## Your goal
What is needed is the number of lines below that contain the word "echo", with no other output.

## Information shown
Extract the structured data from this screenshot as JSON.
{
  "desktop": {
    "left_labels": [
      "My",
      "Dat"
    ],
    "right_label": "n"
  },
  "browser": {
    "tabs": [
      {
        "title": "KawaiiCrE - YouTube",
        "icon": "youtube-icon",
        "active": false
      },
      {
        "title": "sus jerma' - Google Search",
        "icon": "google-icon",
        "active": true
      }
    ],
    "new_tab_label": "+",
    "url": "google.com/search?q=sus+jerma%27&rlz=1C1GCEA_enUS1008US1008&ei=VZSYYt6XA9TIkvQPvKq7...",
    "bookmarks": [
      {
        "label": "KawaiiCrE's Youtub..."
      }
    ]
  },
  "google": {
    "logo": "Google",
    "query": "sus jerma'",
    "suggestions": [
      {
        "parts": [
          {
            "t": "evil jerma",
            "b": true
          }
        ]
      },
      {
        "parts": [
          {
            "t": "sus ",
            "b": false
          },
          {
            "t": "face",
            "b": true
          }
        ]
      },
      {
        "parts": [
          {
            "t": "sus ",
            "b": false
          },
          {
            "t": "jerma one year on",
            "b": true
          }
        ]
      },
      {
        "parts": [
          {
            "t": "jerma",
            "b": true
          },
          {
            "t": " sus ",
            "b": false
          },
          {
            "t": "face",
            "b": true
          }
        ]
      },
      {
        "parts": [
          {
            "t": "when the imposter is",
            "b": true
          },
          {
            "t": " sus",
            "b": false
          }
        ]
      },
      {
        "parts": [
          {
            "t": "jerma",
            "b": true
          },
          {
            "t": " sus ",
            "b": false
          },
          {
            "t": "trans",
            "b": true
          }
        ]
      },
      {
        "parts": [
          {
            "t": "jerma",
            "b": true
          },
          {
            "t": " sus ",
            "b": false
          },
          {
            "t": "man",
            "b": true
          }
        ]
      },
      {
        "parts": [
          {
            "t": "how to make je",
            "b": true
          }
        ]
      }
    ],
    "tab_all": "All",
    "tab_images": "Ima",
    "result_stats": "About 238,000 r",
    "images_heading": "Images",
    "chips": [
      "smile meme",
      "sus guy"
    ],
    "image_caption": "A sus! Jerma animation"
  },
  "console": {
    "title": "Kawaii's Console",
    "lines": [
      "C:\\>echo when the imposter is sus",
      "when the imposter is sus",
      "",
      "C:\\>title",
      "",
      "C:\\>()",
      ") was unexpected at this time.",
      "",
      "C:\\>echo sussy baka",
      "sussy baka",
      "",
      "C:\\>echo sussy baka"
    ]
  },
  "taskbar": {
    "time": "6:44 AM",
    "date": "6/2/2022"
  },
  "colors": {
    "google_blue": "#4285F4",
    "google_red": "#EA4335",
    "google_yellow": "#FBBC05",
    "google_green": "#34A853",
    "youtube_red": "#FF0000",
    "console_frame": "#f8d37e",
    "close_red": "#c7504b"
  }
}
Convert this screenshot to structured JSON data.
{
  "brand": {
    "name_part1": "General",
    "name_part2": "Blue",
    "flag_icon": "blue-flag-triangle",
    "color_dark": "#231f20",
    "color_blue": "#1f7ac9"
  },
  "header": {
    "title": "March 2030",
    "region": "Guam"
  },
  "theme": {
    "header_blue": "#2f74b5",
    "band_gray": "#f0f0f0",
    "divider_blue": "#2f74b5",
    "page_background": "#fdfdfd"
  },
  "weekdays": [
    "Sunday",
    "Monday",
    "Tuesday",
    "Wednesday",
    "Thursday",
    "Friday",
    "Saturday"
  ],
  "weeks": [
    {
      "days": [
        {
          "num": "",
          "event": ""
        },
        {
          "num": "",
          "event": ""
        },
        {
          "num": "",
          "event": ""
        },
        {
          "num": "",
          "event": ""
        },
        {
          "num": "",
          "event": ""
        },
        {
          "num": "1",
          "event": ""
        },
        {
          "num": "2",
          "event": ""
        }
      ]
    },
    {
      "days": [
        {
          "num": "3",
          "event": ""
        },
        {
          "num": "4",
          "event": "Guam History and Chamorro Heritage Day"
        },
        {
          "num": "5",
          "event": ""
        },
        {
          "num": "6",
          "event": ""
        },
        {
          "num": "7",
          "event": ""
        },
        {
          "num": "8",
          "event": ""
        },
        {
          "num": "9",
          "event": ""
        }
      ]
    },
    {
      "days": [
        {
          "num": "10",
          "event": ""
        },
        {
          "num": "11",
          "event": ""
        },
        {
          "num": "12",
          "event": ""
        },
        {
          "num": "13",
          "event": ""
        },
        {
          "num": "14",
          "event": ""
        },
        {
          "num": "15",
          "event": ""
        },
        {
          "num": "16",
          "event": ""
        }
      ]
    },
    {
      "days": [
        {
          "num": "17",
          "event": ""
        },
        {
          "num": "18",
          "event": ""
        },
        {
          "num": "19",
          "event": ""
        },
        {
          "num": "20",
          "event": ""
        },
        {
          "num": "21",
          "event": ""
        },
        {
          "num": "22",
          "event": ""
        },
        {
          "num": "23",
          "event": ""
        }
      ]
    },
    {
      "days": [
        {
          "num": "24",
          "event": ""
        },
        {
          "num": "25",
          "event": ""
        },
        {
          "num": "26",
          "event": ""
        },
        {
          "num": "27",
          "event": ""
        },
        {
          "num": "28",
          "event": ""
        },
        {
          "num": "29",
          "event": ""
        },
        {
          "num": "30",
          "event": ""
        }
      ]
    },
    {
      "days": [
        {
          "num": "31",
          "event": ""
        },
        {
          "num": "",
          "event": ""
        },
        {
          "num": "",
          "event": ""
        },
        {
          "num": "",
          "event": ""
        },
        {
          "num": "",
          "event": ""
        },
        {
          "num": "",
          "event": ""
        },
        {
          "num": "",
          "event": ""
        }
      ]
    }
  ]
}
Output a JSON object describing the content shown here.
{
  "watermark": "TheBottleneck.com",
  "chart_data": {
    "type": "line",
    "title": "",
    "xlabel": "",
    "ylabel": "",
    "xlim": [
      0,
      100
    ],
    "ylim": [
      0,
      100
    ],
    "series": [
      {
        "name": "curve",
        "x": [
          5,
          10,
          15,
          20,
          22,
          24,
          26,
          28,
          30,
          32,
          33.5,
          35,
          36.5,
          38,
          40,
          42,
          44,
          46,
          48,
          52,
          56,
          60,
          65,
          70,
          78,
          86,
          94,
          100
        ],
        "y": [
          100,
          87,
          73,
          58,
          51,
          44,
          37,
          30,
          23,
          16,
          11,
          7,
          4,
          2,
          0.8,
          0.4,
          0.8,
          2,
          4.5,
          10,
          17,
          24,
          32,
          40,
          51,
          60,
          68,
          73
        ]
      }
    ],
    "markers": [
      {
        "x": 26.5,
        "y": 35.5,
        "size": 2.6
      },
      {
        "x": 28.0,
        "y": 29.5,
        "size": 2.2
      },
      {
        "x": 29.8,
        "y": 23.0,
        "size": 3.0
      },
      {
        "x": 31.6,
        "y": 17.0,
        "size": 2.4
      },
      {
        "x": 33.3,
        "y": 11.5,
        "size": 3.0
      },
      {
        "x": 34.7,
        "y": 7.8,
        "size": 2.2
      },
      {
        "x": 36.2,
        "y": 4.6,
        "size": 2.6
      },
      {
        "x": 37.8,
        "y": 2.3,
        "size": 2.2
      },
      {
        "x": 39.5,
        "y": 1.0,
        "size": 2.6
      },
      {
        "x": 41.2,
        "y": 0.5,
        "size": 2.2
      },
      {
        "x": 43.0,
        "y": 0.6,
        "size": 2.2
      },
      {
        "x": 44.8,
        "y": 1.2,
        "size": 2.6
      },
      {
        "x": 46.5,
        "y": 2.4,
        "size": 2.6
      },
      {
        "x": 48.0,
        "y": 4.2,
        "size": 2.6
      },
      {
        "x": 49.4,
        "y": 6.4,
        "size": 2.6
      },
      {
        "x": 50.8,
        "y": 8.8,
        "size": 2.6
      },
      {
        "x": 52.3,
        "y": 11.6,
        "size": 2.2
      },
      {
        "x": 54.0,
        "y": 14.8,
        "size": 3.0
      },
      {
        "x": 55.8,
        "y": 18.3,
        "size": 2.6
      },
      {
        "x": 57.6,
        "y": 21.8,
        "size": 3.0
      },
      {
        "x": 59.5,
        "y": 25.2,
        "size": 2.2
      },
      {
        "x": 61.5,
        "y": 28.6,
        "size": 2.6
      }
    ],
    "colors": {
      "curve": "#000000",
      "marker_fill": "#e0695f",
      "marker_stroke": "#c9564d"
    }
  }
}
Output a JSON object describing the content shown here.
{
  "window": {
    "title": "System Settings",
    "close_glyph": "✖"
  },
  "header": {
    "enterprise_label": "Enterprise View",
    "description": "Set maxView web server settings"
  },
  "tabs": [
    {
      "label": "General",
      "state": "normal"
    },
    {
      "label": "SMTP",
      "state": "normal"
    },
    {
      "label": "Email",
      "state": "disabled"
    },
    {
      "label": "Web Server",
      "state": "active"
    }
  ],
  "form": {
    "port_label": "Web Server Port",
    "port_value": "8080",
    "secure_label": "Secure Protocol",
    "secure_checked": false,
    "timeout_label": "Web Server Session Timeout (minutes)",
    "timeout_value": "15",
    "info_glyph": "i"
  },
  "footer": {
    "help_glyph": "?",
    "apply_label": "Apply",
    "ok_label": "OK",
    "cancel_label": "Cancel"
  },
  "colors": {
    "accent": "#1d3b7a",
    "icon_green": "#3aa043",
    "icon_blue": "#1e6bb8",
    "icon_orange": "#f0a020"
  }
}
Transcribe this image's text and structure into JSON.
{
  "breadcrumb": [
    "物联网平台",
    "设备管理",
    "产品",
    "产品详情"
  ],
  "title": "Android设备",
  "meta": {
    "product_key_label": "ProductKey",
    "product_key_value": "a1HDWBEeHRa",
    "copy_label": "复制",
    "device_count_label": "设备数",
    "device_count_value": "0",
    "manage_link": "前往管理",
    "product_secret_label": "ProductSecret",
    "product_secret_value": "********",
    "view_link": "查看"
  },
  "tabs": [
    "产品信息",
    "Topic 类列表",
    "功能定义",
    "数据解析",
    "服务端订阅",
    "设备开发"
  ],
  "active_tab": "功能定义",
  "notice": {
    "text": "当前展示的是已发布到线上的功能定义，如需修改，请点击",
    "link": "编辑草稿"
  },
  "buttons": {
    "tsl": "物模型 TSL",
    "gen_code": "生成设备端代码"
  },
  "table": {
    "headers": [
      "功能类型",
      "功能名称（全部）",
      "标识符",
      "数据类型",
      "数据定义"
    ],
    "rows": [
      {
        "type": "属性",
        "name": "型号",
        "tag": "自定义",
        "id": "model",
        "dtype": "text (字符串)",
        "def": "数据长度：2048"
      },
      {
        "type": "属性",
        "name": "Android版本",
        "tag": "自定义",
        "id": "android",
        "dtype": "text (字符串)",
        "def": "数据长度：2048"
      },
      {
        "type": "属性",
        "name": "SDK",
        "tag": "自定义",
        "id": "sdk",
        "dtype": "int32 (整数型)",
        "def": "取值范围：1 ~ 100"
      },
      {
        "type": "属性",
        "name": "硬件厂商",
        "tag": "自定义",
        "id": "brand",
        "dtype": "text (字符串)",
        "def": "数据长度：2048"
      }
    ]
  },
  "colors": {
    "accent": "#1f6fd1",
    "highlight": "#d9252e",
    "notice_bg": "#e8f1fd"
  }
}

## Exercise result
3